» YOUR TASK
Extract the complete listing and repeat it word for word.

---+---

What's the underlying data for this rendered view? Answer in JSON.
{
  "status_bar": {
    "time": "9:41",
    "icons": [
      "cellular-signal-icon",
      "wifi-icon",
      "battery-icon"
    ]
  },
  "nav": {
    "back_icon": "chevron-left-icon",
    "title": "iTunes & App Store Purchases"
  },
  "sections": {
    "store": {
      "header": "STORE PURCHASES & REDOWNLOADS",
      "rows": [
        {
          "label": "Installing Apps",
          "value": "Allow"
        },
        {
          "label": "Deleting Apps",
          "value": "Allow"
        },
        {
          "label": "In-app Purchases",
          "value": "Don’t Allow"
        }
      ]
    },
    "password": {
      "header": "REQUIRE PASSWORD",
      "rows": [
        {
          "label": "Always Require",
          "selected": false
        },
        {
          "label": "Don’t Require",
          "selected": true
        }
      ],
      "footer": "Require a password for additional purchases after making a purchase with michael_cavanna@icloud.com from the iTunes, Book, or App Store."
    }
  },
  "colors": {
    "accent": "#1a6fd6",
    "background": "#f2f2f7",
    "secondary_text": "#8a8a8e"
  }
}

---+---

» EXERCISE ANSWER
What's the underlying data for this rendered view? Answer in JSON.
{
  "status_bar": {
    "time": "9:41",
    "icons": [
      "cellular-signal-icon",
      "wifi-icon",
      "battery-icon"
    ]
  },
  "nav": {
    "back_icon": "chevron-left-icon",
    "title": "iTunes & App Store Purchases"
  },
  "sections": {
    "store": {
      "header": "STORE PURCHASES & REDOWNLOADS",
      "rows": [
        {
          "label": "Installing Apps",
          "value": "Allow"
        },
        {
          "label": "Deleting Apps",
          "value": "Allow"
        },
        {
          "label": "In-app Purchases",
          "value": "Don’t Allow"
        }
      ]
    },
    "password": {
      "header": "REQUIRE PASSWORD",
      "rows": [
        {
          "label": "Always Require",
          "selected": false
        },
        {
          "label": "Don’t Require",
          "selected": true
        }
      ],
      "footer": "Require a password for additional purchases after making a purchase with michael_cavanna@icloud.com from the iTunes, Book, or App Store."
    }
  },
  "colors": {
    "accent": "#1a6fd6",
    "background": "#f2f2f7",
    "secondary_text": "#8a8a8e"
  }
}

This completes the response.